With Buddhism as the national religion, tea culture further blossomed during Goryeo kingdom. The popularity of tea further expanded to literati and public at large. Tea ceremonies were routinely conducted for the affairs of the royal court and Buddhist rituals.
Buddhist events of national importance accompanied ceremonial offerings of tea to the King. The court developed an elaborate ritual for drinking tea. All national events and court ceremonies accompanied tea and included a tea ceremony to the king before serving wine and fruits. Pavilions and arbors were built for the purpose of holding tea parties and poetry readings for court officials. A ceremonial tea-drinking code thus developed in the court.
With expanded popularity of tea, the Royal Court established a special tea agency, Da Bang (茶房) to oversee tea supply, and officiate tea ceremony at the royal court.

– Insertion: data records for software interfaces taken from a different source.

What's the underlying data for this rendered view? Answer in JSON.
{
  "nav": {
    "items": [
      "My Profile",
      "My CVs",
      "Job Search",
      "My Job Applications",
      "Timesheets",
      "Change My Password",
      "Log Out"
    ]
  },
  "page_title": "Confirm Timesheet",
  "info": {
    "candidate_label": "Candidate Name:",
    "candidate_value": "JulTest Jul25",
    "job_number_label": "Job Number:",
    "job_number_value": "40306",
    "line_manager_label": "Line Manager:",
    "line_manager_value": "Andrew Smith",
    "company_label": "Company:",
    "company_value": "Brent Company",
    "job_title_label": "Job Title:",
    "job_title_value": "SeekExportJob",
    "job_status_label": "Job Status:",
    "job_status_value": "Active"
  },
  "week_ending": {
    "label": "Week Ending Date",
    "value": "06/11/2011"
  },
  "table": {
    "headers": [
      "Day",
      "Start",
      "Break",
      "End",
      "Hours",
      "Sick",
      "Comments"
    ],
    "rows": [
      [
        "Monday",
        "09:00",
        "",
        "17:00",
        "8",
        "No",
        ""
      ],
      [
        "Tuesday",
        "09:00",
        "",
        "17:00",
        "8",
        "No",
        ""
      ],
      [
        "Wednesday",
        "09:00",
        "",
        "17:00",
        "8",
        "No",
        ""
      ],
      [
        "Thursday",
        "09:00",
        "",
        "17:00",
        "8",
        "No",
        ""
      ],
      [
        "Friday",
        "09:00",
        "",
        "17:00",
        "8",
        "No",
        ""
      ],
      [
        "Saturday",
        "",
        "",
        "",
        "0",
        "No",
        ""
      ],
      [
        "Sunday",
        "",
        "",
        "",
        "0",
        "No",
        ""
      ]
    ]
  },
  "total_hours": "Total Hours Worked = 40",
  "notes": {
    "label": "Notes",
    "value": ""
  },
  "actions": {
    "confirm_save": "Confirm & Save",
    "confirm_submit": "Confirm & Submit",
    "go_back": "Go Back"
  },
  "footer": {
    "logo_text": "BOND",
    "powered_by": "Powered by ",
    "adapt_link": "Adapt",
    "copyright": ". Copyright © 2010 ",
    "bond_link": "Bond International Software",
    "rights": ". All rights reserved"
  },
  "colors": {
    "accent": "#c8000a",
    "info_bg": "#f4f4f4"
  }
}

Teaware became important collectables among Buddhist priests and the nobility.